How to Become a School Counselor
For those seeking information on how to become a school counselor, the first step is to obtain a bachelor’s degree. Some courses that will help prospective counselors gain the skills needed to enter the profession are child psychology, communication, and social sciences. Most programs also include a period of field work, to gain real life experience in the field. Next, many states ask persons to complete graduate work or a master’s degree to become a school counselor. Suitable fields of study include education, career development, secondary school counseling, and related fields. Many public school systems also require a person to have a license to become a school counselor. In order to keep this license, the counselor will have to complete ongoing educational courses. Some states also prefer candidates to have a teaching certificate and a few years of teaching experience before becoming a school counselor. Finally, many states also require a counselor to acquire a certification from the state in which they will be working. The rules for this certification vary from state to state.
School Counselor Salary and Job Outlook
The salary of a school counselor varies depending on such things as the type of school (elementary, middle, high school or college), the school itself, location and experience. According to the US Bureau of Labor Statistics, the median salary for school counselors in 2012 was $53,610.1 Through 2022, employment for counselors is expected to grow by 12%, which is similar to that of teachers.1 The projected growth in school enrollment will need to be balanced with the possibility of budget cuts in the government, which could possibly have a negative effect on the employment of counselors.1
Some school systems offer benefits, as well, such as health insurance and paid vacations. Regardless of possible budget cuts, there is no question that the demand for qualified school counselors is growing rapidly in that many states are not only requiring all schools to use them, but the schools are increasing the responsibilities of the job, as well. In other words, the job counselors do is becoming more necessary and valuable to schools. For persons with strong communication skills and a compassion for children, this occupation is an ideal choice.
Helpful Skills and Experience
Since school counseling requires working with students, parents, teachers, and administrators, people in this role should be excellent communicators. Counselors should be keen listeners, easily relatable to people of different ages and backgrounds, and compassionate. Since school counselors will likely mentor students with emotional or behavioral issues, they should possess kindness and a natural ability to empathize. It is helpful if the prospective counselor has prior experience in counseling children, either through an internship or previous employment.
Possible Job Titles for This Career
- Career Counselor
- Guidance Counselor
- School Counselor
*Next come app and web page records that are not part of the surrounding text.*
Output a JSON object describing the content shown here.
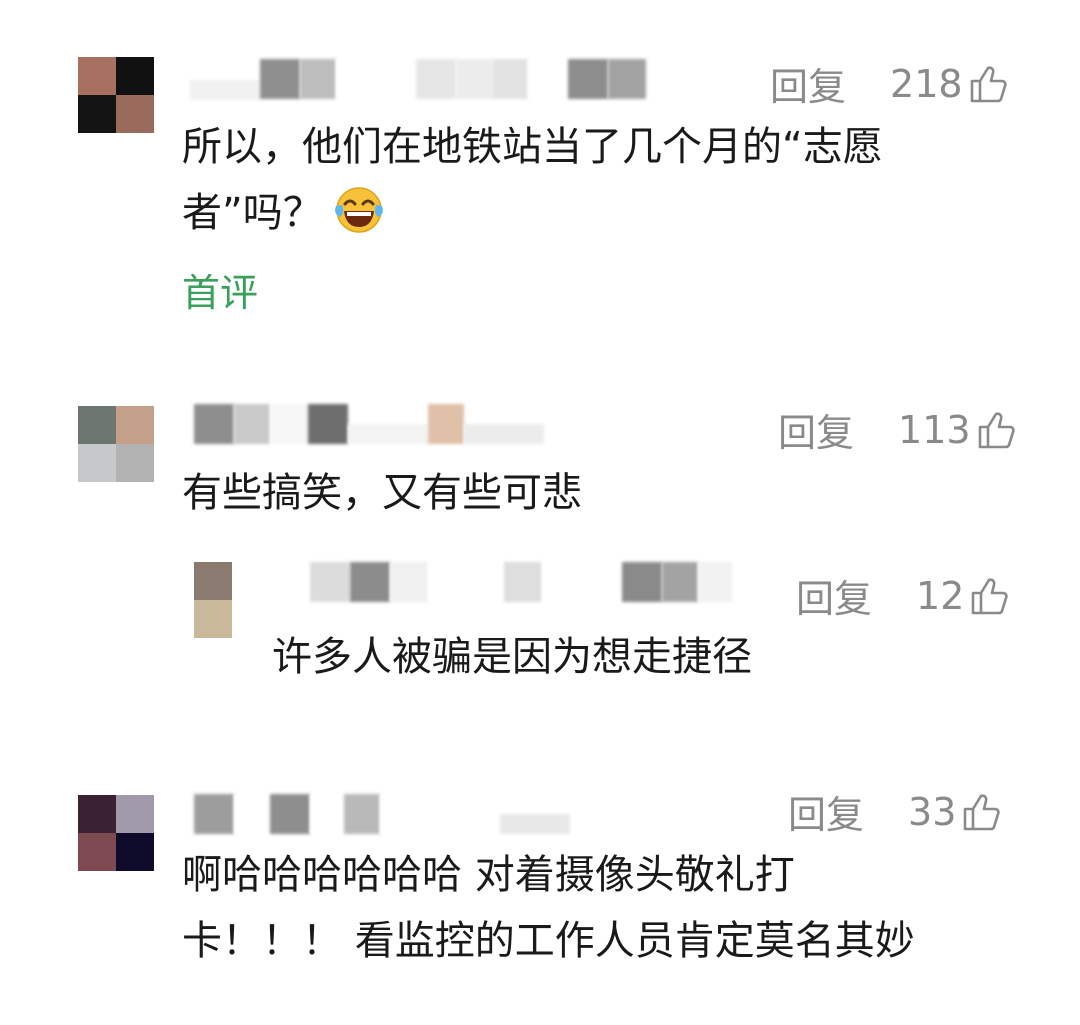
{
  "comments": [
    {
      "reply_label": "回复",
      "likes": "218",
      "lines": [
        "所以，他们在地铁站当了几个月的“志愿",
        "者”吗？"
      ],
      "emoji": "laughing-tears-emoji",
      "tag": "首评",
      "avatar_colors": [
        "#a87060",
        "#111111",
        "#141414",
        "#9a6b5c"
      ],
      "name_colors": [
        "#b8b8b8",
        "#8f8f8f",
        "#bdbdbd",
        "#e6e6e6",
        "#ececec",
        "#e3e3e3",
        "#8d8d8d",
        "#a3a3a3"
      ]
    },
    {
      "reply_label": "回复",
      "likes": "113",
      "lines": [
        "有些搞笑，又有些可悲"
      ],
      "avatar_colors": [
        "#6c7570",
        "#c4a08b",
        "#c6c9c9",
        "#b3b3b3"
      ],
      "name_colors": [
        "#8e8e8e",
        "#c9c9c9",
        "#6e6e6e",
        "#e0c0a8",
        "#d7d7d7"
      ]
    },
    {
      "reply_label": "回复",
      "likes": "12",
      "lines": [
        "许多人被骗是因为想走捷径"
      ],
      "avatar_colors": [
        "#8a7a70",
        "#c9b89a"
      ],
      "name_colors": [
        "#dcdcdc",
        "#8c8c8c",
        "#f0f0f0",
        "#dedede",
        "#8a8a8a",
        "#a3a3a3"
      ]
    },
    {
      "reply_label": "回复",
      "likes": "33",
      "lines": [
        "啊哈哈哈哈哈哈 对着摄像头敬礼打",
        "卡！！！ 看监控的工作人员肯定莫名其妙"
      ],
      "avatar_colors": [
        "#3b2232",
        "#a19aaa",
        "#7e4a52",
        "#0e0b2a"
      ],
      "name_colors": [
        "#9d9d9d",
        "#8e8e8e",
        "#b9b9b9",
        "#e8e8e8"
      ]
    }
  ],
  "colors": {
    "meta": "#8a8a8a",
    "tag": "#3aa05a",
    "text": "#1a1a1a"
  }
}
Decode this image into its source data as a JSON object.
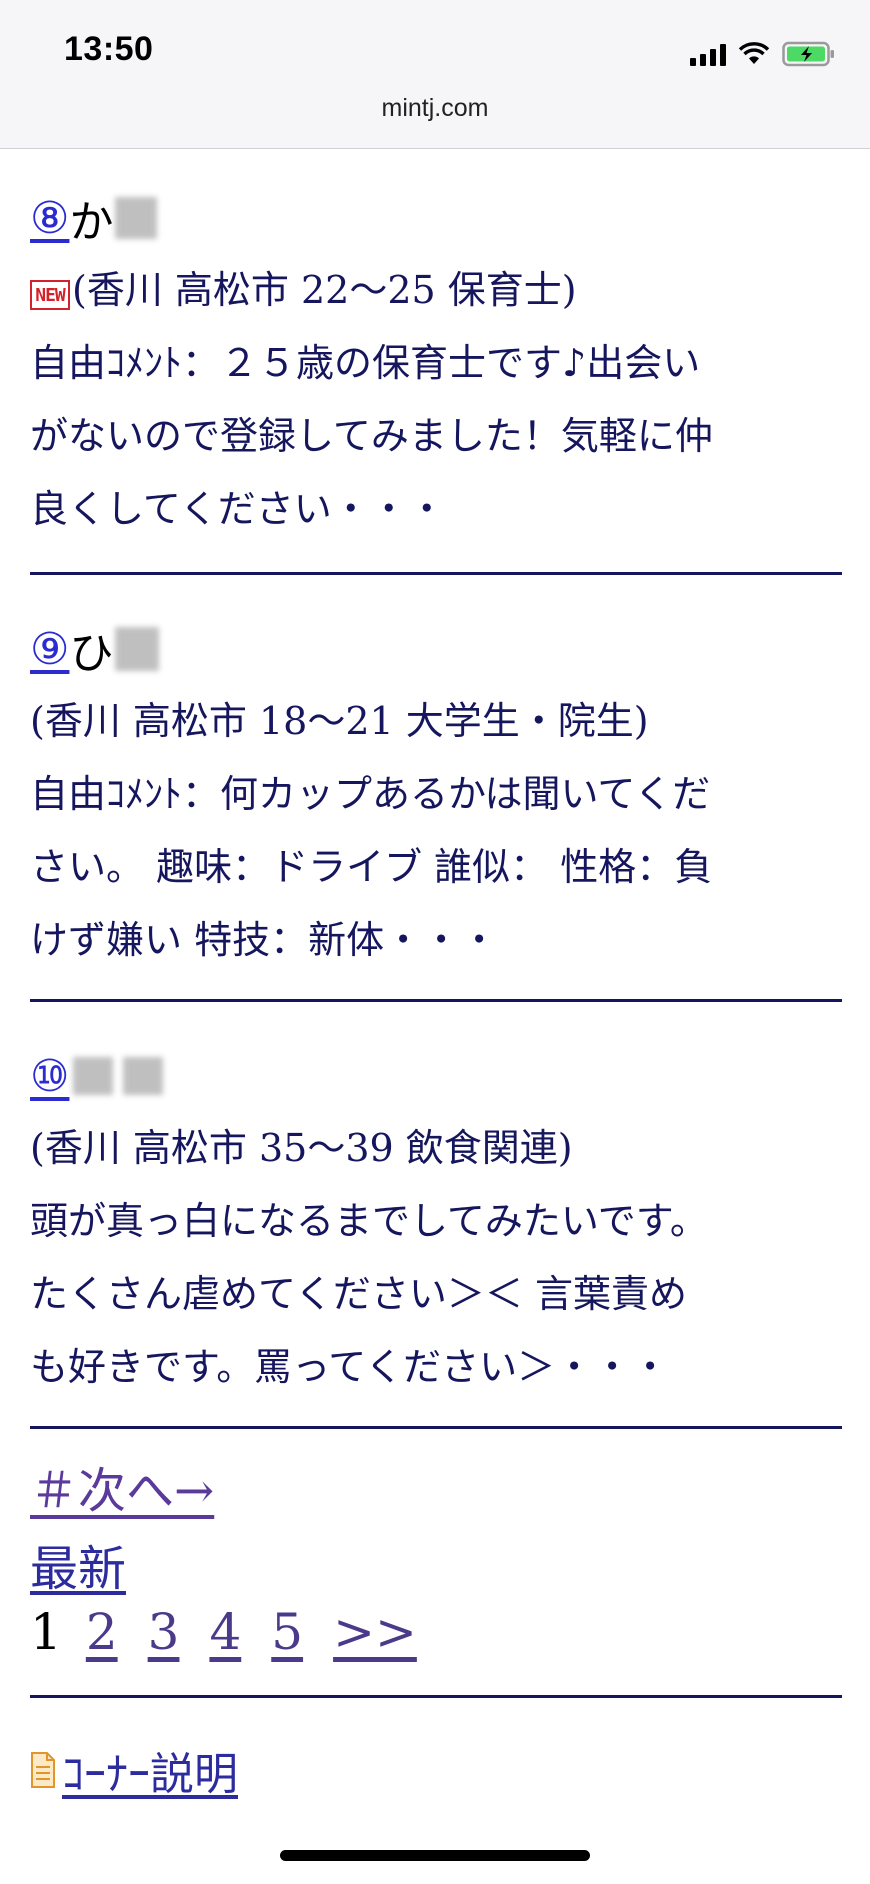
{
  "status": {
    "time": "13:50",
    "url": "mintj.com"
  },
  "entries": [
    {
      "number": "⑧",
      "initial": "か",
      "is_new": true,
      "meta": "(香川 高松市 22〜25 保育士)",
      "comment_lines": [
        "自由ｺﾒﾝﾄ：２５歳の保育士です♪出会い",
        "がないので登録してみました！気軽に仲",
        "良くしてください・・・"
      ]
    },
    {
      "number": "⑨",
      "initial": "ひ",
      "is_new": false,
      "meta": "(香川 高松市 18〜21 大学生・院生)",
      "comment_lines": [
        "自由ｺﾒﾝﾄ：何カップあるかは聞いてくだ",
        "さい。 趣味：ドライブ 誰似： 性格：負",
        "けず嫌い 特技：新体・・・"
      ]
    },
    {
      "number": "⑩",
      "initial": "",
      "is_new": false,
      "meta": "(香川 高松市 35〜39 飲食関連)",
      "comment_lines": [
        "頭が真っ白になるまでしてみたいです。",
        "たくさん虐めてください＞＜ 言葉責め",
        "も好きです。罵ってください＞・・・"
      ]
    }
  ],
  "nav": {
    "next": "＃次へ→",
    "latest": "最新",
    "current_page": "1",
    "pages": [
      "2",
      "3",
      "4",
      "5"
    ],
    "more": ">>",
    "corner": "ｺｰﾅｰ説明"
  },
  "colors": {
    "text": "#16165e",
    "link": "#2b2bd0",
    "visited": "#5a3a9a",
    "badge": "#d3232a"
  }
}
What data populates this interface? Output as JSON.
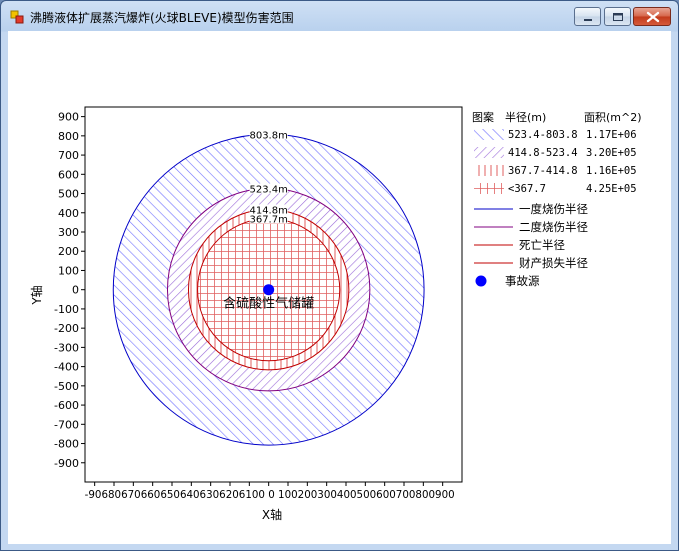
{
  "window": {
    "title": "沸腾液体扩展蒸汽爆炸(火球BLEVE)模型伤害范围"
  },
  "colors": {
    "ring_blue": "#0000c8",
    "ring_purple": "#800080",
    "ring_red": "#c00000",
    "hatch_blue": "#7070ff",
    "hatch_purple": "#9a6ad8",
    "hatch_red": "#e06060",
    "dot": "#0000ff"
  },
  "chart_data": {
    "type": "scatter",
    "xlabel": "X轴",
    "ylabel": "Y轴",
    "xlim": [
      -950,
      1000
    ],
    "ylim": [
      -1000,
      950
    ],
    "x_ticks": [
      -900,
      -800,
      -700,
      -600,
      -500,
      -400,
      -300,
      -200,
      -100,
      0,
      100,
      200,
      300,
      400,
      500,
      600,
      700,
      800,
      900
    ],
    "x_tick_labels": "-906806706606506406306206100 0 100200300400500600700800900",
    "y_ticks": [
      900,
      800,
      700,
      600,
      500,
      400,
      300,
      200,
      100,
      0,
      -100,
      -200,
      -300,
      -400,
      -500,
      -600,
      -700,
      -800,
      -900
    ],
    "grid": false,
    "rings": [
      {
        "radius": 803.8,
        "label": "803.8m",
        "color": "#0000c8",
        "pattern": "hatch-blue"
      },
      {
        "radius": 523.4,
        "label": "523.4m",
        "color": "#800080",
        "pattern": "hatch-purple"
      },
      {
        "radius": 414.8,
        "label": "414.8m",
        "color": "#c00000",
        "pattern": "vlines-red"
      },
      {
        "radius": 367.7,
        "label": "367.7m",
        "color": "#c00000",
        "pattern": "grid-red"
      }
    ],
    "source": {
      "x": 0,
      "y": 0,
      "label": "含硫酸性气储罐"
    },
    "legend": {
      "position": "right",
      "headers": [
        "图案",
        "半径(m)",
        "面积(m^2)"
      ],
      "zones": [
        {
          "range": "523.4-803.8",
          "area": "1.17E+06",
          "pattern": "hatch-blue"
        },
        {
          "range": "414.8-523.4",
          "area": "3.20E+05",
          "pattern": "hatch-purple"
        },
        {
          "range": "367.7-414.8",
          "area": "1.16E+05",
          "pattern": "vlines-red"
        },
        {
          "range": "<367.7",
          "area": "4.25E+05",
          "pattern": "grid-red"
        }
      ],
      "lines": [
        {
          "label": "一度烧伤半径",
          "color": "#0000c8"
        },
        {
          "label": "二度烧伤半径",
          "color": "#800080"
        },
        {
          "label": "死亡半径",
          "color": "#c00000"
        },
        {
          "label": "财产损失半径",
          "color": "#c00000"
        }
      ],
      "dot_label": "事故源"
    }
  }
}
The American School Counselor Association – The American School Counselor Association (ASCA), supports counselors at schools with professional development opportunities, publications, research and advocacy.
Counseling and Psychology Degrees and Programs
Frequently Asked Questions about Becoming a School Counselor
Question: What types of courses do I take to become a counselor?
Answer: The courses required will vary depending on the school, but most school counseling programs will require coursework in fostering academic development, group and individual counseling, as well as sociology/ psychology.
Question: Do school counselors get summers off?
Answer: Depending on the school, some counselors might get their summers off, like many teachers. Check with the individual school to find out more.
1. Bureau of Labor: http://www.bls.gov/ooh/community-and-social-service/school-and-career-counselors.htm